Pope Fabian was martyred by the emperor Decius on January 20, 250. The persecuction of Christians was extreme for the next fourteen months, and the Chair of Peter remained vacant. About March, 251, the persecution lessened, probably because Decius was away, trying to fight his new rivals, the Goths. It was finally safe enough to assemble sixteen bishops in Rome and a representative number of laymen to elect a new bishop. Cornelius, a Roman priest, was elected against his will. Since all of Cornelius’ letters were written in the colloquial Latin, rather than in Greek of the upper classes, we can assume that he was a commoner with a basic education.
Given the statistics we have at the time, there were 46 priests, seven deacons, seven sub-deacons, fifty acolytes and fifteen hundred widows and people in distress. The Church fed fifteen hundred every day. Given these numbers, there may have been up to 50,000 Christians living in Rome at the time.

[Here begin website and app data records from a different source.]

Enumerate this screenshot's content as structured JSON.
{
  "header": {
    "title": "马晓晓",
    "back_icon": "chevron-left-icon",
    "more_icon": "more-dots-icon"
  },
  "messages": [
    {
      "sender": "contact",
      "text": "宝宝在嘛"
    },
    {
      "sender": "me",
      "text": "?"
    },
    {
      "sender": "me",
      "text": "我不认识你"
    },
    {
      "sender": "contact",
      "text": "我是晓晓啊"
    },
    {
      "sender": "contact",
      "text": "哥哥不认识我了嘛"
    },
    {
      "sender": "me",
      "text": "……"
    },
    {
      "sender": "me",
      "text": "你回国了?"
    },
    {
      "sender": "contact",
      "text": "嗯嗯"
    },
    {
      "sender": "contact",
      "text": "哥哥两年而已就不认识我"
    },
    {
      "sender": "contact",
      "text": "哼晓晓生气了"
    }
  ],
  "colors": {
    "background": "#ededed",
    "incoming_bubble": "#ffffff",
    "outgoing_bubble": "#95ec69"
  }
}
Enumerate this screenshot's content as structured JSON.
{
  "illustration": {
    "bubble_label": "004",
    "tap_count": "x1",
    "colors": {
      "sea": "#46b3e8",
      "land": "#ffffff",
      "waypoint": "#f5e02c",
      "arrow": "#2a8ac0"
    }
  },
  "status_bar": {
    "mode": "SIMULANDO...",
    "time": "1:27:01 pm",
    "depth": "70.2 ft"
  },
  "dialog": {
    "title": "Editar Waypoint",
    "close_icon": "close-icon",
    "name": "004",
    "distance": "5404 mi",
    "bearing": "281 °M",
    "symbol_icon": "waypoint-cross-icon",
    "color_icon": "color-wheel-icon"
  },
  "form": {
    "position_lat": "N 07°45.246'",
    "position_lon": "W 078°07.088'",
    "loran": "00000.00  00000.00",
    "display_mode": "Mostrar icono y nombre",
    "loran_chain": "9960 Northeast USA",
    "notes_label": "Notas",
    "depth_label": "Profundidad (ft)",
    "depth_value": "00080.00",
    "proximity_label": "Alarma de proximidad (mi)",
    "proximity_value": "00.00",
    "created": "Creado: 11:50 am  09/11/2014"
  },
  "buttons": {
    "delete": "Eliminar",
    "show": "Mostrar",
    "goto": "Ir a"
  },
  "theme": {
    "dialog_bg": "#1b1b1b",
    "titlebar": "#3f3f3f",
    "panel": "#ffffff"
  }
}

Coming out of the persecutions, the Christian population was split in two: those who were willing to forgive those who escaped persecution and death by sacrificing to the Roman gods and those who were not. Novatian, another Roman priest, was of the opinion that these people should not be forgiven until the Last Judgement. Cornelius lead the group who felt, with penance, these people should be welcomed back into communion with the Church. Novatian, not happy with the election, made himself another bishop, or antipope, and thereby split the city and its environs into schism.
Cornelius wrote to St. Cyprian of North Africa and secured the votes of one hundred African bishops, and, within months, secured more votes via St. Dionysius, in the East. In October of 251, a synod in Rome voted to restore communion to those in question, with appropriate penance. It also confirmed the election of Cornelius and excommunicated Novatian and his followers. We know there were at least sixty in attendance. Eusebius, in his History of the Church, wrote about the letters Cornelius sent to Bishop Fabius of Antioch explaining the irregular election and behavior of Novatian.
In June, 251, Decius was killed in the battle of Abrillus and his soldiers proclaimed Trebonianus Gallus the new emperor. A year later, the persecutions began again. Cornelius was exiled to Civita Vecchia. Cornelius’ people did not defect this time. A letter from Cornelius, while in exile, mentions an exorcist, for the first time in Church history. Since then, canon law has ruled an exorcist be available.
Cornelius died the following June, possibly from the hardships rather than a murder. Eventually, he was buried in the catacombs of the Cornelli family. His epitaph is in Latin: Cornelius, Martyr. Relics can be found in Kornelimunster, Germany.
This pope is patron saint of earache sufferers, epileptics, fevers, twitching, cattle and domestic animals.
Saint Cornelius, pray for us.